Dataset rows describing interfaces
________
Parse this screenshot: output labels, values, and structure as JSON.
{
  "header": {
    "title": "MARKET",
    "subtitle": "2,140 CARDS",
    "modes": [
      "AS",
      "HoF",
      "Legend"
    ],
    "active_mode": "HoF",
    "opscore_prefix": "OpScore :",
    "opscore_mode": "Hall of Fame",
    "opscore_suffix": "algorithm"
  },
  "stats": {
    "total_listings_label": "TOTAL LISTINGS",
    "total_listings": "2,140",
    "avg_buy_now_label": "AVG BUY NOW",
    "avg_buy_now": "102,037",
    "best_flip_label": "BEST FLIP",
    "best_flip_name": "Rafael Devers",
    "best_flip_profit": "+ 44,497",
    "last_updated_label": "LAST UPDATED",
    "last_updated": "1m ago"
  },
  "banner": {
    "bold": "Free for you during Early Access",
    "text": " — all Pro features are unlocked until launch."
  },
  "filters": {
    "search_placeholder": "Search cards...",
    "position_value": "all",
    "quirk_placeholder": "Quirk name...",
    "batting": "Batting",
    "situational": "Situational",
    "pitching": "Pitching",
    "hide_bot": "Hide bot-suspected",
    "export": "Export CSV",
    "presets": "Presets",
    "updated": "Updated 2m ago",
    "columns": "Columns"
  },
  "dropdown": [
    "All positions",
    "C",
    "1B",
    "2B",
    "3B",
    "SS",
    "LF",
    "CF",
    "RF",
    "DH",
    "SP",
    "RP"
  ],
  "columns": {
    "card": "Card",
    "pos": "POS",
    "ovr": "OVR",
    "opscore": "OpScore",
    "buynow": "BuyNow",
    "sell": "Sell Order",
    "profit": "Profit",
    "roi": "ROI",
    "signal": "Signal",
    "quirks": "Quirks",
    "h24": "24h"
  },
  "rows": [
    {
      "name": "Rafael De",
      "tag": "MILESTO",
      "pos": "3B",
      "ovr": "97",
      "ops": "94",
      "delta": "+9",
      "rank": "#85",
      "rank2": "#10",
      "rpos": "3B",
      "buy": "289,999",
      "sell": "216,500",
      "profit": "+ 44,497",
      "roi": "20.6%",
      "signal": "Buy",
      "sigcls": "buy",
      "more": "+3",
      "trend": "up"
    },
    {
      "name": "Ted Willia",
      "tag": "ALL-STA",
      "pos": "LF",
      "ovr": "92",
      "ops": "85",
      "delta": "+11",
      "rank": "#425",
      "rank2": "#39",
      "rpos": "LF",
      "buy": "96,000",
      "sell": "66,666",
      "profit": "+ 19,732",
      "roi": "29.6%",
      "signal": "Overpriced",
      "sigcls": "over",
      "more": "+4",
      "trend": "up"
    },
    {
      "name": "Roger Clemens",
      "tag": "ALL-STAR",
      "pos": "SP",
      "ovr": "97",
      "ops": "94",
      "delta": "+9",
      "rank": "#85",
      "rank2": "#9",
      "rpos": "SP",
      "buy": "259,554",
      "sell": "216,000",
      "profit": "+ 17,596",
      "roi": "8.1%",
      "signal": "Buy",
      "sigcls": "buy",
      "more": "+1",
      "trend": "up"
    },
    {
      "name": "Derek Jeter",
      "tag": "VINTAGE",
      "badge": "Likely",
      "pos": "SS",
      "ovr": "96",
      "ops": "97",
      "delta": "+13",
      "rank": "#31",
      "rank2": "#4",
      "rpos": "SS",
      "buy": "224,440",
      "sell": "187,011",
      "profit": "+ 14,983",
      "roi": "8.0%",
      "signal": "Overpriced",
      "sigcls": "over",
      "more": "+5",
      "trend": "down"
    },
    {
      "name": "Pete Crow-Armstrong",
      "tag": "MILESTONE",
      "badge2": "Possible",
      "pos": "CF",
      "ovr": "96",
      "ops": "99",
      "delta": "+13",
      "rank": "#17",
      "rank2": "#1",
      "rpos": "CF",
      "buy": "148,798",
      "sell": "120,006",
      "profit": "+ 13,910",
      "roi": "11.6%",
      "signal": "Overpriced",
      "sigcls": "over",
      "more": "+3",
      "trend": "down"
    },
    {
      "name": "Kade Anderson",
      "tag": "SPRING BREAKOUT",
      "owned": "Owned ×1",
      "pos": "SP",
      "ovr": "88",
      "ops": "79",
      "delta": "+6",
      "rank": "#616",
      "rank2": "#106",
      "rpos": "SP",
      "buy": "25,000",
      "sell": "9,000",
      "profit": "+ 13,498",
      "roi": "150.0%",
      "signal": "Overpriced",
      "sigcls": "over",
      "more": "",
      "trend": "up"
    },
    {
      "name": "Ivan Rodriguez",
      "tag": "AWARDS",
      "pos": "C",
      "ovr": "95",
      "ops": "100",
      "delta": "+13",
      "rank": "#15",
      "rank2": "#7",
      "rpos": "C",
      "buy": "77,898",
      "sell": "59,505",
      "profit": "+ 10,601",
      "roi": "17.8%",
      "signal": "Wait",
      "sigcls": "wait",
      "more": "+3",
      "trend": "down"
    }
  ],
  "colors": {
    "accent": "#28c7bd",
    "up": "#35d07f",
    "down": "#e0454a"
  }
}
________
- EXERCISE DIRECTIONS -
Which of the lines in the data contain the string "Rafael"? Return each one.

- FINAL ANSWER -
    "best_flip_name": "Rafael Devers",
      "name": "Rafael De",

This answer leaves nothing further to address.